[Footnote 6: In the history of the world I can only perceive two navies on the Caspian: 1. Of the Macedonians, when Patrocles, the admiral of the kings of Syria, Seleucus and Antiochus, descended most probably the River Oxus, from the confines of India, (Plin. Hist. Natur. vi. 21.) 2. Of the Russians, when Peter the First conducted a fleet and army from the neighborhood of Moscow to the coast of Persia, (Bell's Travels, vol. ii. p. 325--352.) He justly observes, that such martial pomp had never been displayed on the Volga.]

[Footnote 611: This circumstance rests on the statements of Evagrius and Theophylaci Simocatta. They are not of sufficient authority to establish a fact so improbable. St. Martin, vol. x. p. 140.--M.]

[Footnote 7: For these Persian wars and treaties, see Menander, in Excerpt.

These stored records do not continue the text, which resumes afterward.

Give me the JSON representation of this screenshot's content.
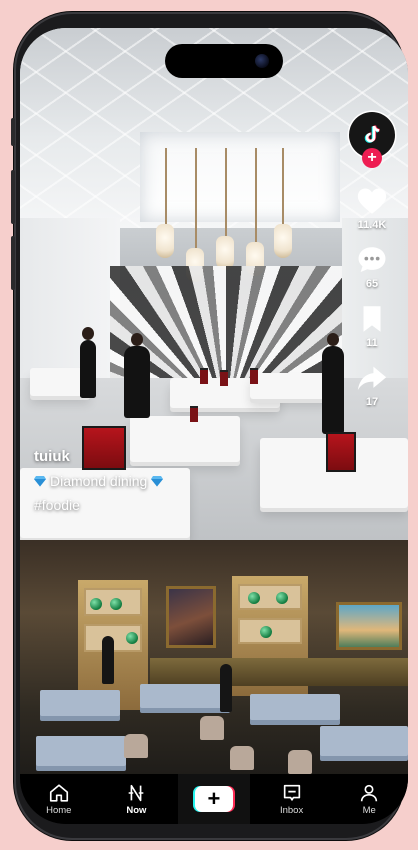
{
  "profile": {
    "follow_symbol": "+",
    "logo_icon": "tiktok-note-icon"
  },
  "actions": {
    "likes": "11.4K",
    "comments": "65",
    "saves": "11",
    "shares": "17"
  },
  "caption": {
    "username": "tuiuk",
    "description": "Diamond dining",
    "hashtag": "#foodie"
  },
  "nav": {
    "home": "Home",
    "now": "Now",
    "create_symbol": "+",
    "inbox": "Inbox",
    "me": "Me"
  },
  "colors": {
    "accent_red": "#fe2c55",
    "accent_cyan": "#25f4ee",
    "navbar_bg": "#000000",
    "backdrop": "#f6cfcc"
  }
}
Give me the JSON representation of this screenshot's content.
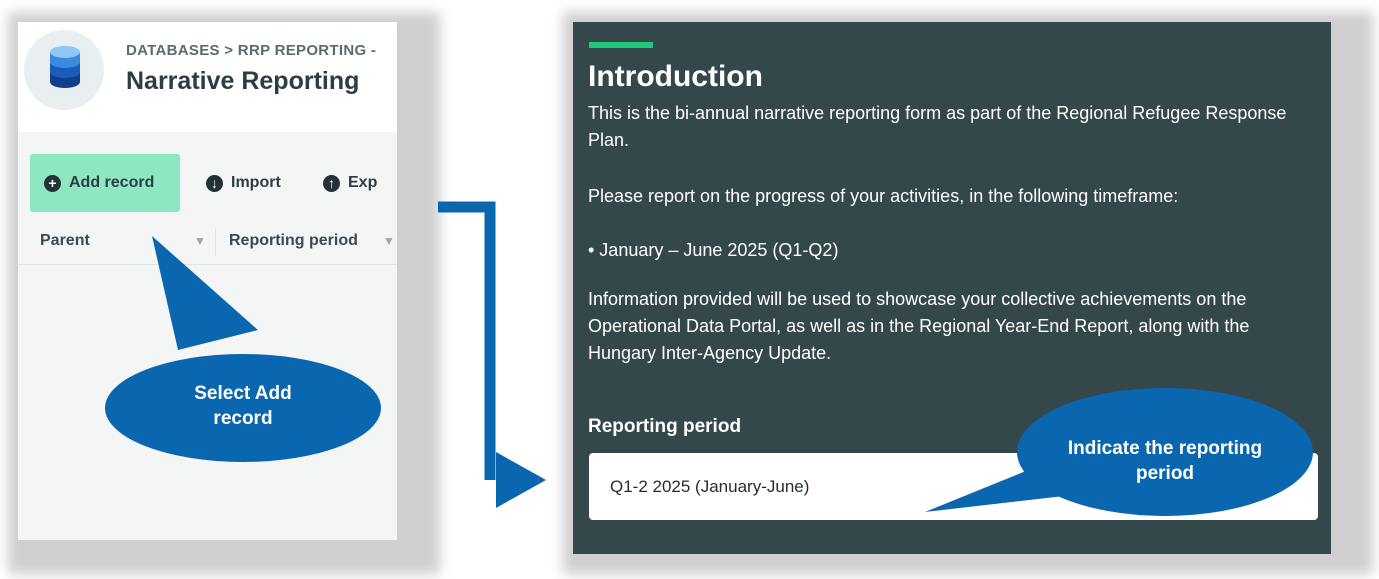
{
  "left_panel": {
    "breadcrumb": "DATABASES > RRP REPORTING -",
    "title": "Narrative Reporting",
    "toolbar": {
      "add_record": "Add record",
      "import": "Import",
      "export": "Exp"
    },
    "columns": [
      "Parent",
      "Reporting period"
    ]
  },
  "callouts": {
    "left": "Select Add record",
    "right": "Indicate the reporting period"
  },
  "right_panel": {
    "title": "Introduction",
    "paragraphs": [
      "This is the bi-annual narrative reporting form as part of the Regional Refugee Response Plan.",
      "Please report on the progress of your activities, in the following timeframe:",
      "• January – June 2025 (Q1-Q2)",
      "Information provided will be used to showcase your collective achievements on the Operational Data Portal, as well as in the Regional Year-End Report, along with the Hungary Inter-Agency Update."
    ],
    "reporting_period_label": "Reporting period",
    "reporting_period_value": "Q1-2 2025 (January-June)"
  },
  "colors": {
    "accent_green": "#1ec87d",
    "add_button": "#8de8c2",
    "callout_blue": "#0b66b0",
    "dark_panel": "#34474b"
  }
}
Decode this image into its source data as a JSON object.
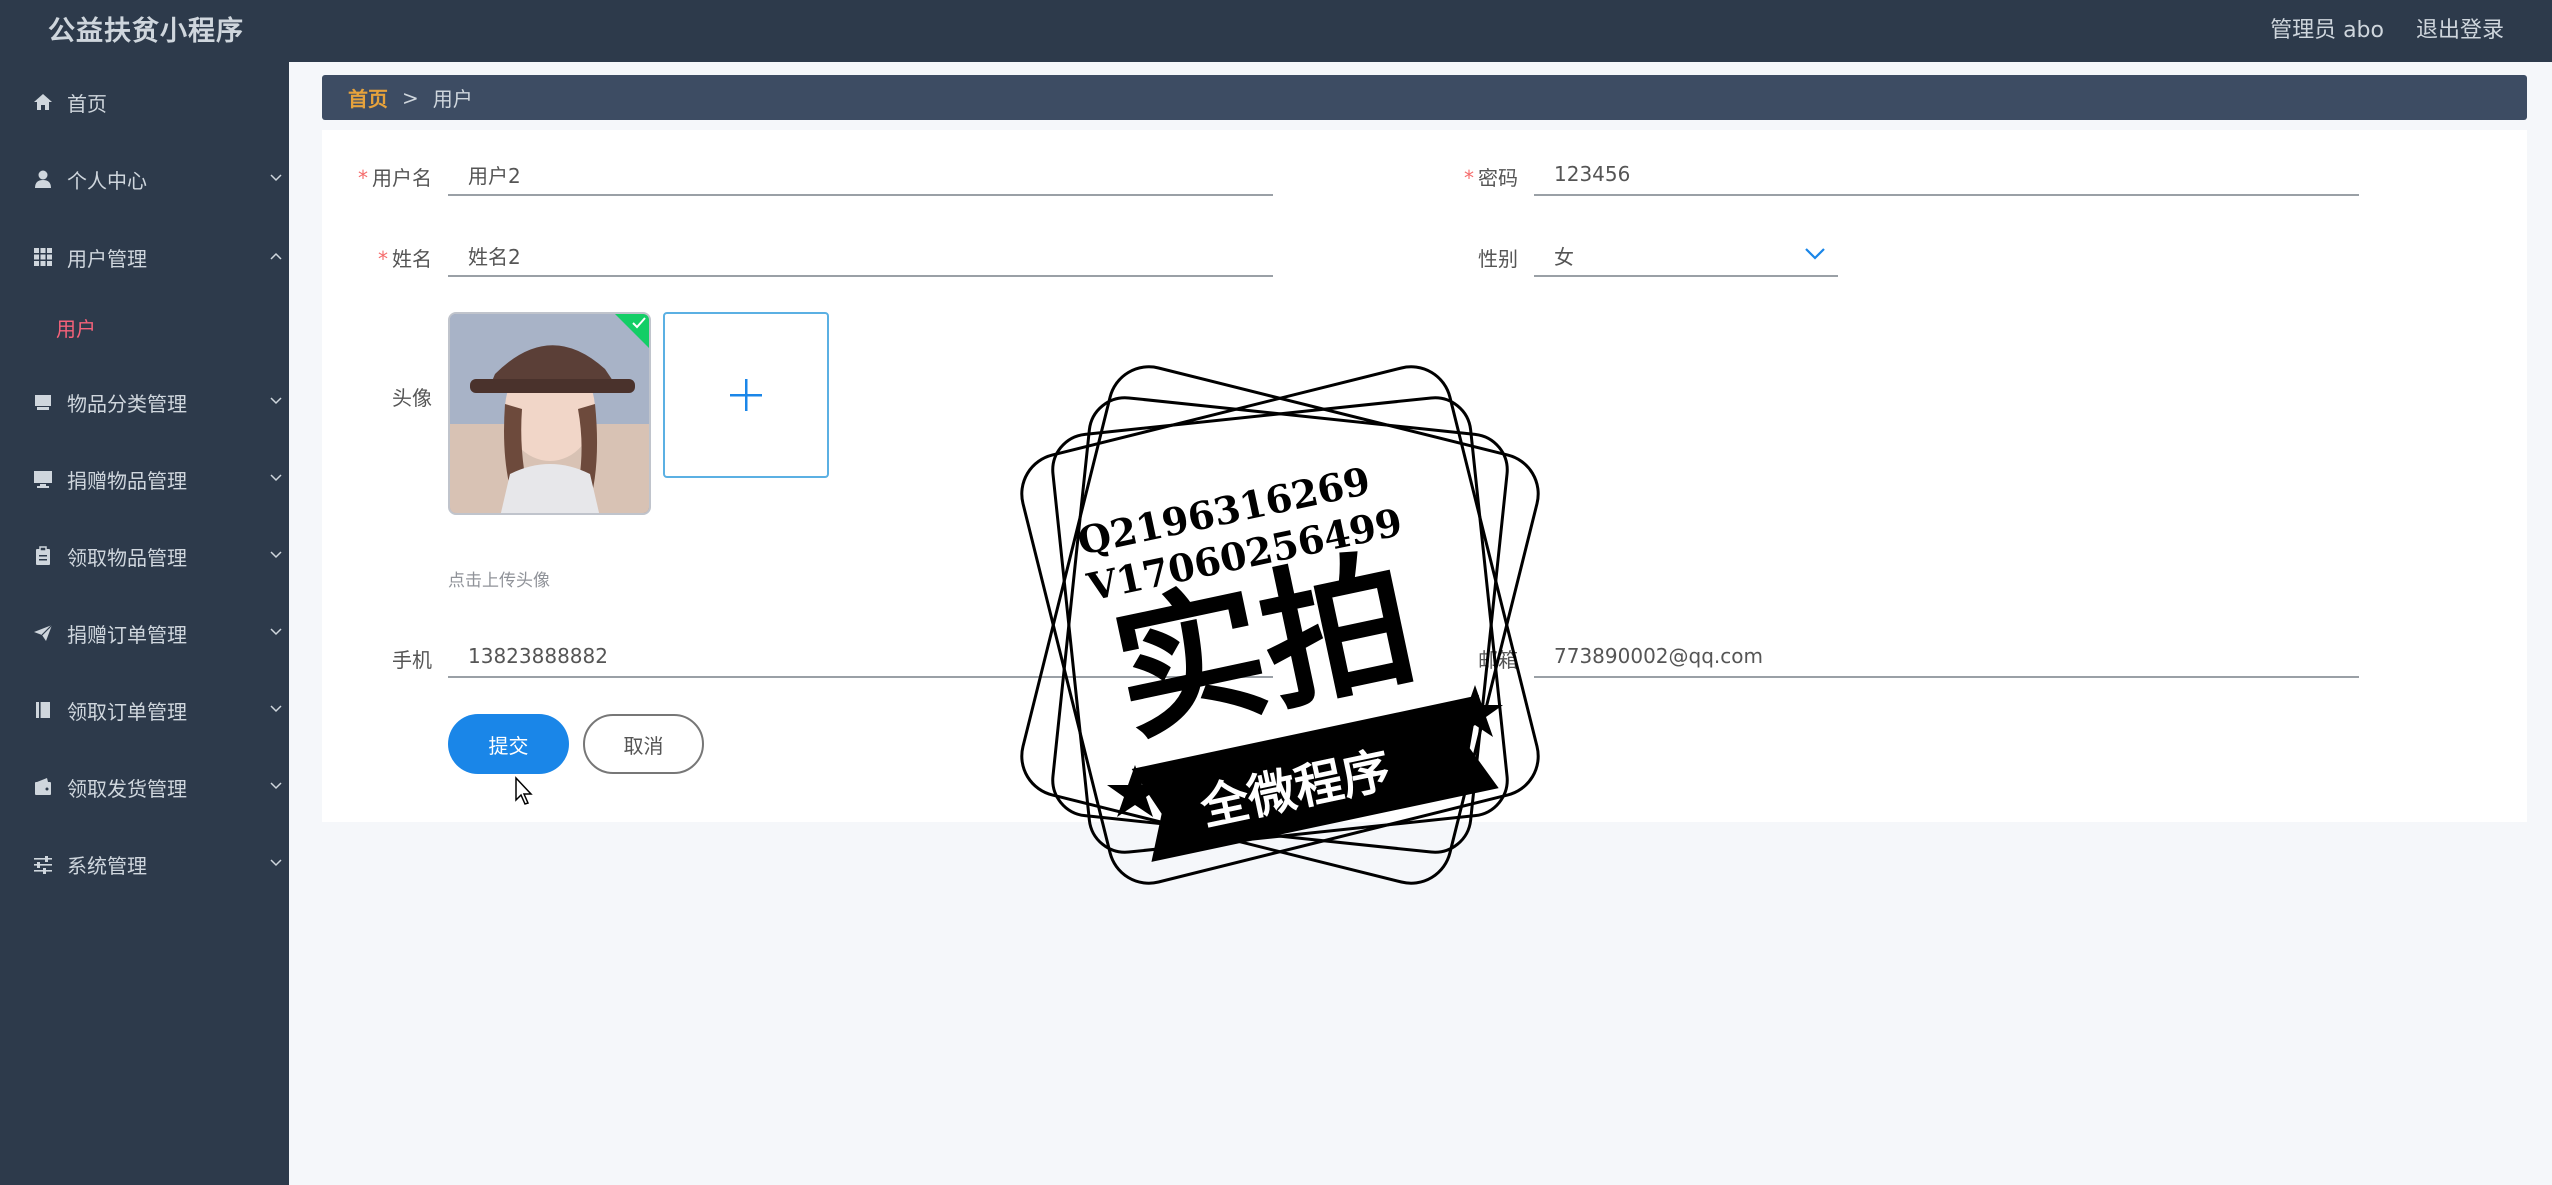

Legat. p. 113--125. Theophanes Byzant. apud Photium, cod. lxiv p. 77, 80, 81. Evagrius, l. v. c. 7--15. Theophylact, l. iii. c. 9--16 Agathias, l. iv. p. 140.]

The throne of Chosroes Nushirvan was filled by Hormouz, or Hormisdas, the eldest or the most favored of his sons. With the kingdoms of Persia and India, he inherited the


eBook Search
Social Sharing
Share Button
About us

freefictionbooks.org is a collection of free ebooks that can be read online. Ebooks are split into pages for easier reading and better bookmarking.

We have more than 35,000 free books in our collection and are adding new books daily.

We invite you to link to us, so as many people as possible can enjoy this wonderful free website.

© 2010-2013 freefictionbooks.org - All Rights Reserved.

Terms of Use | Privacy Policy | Contact Us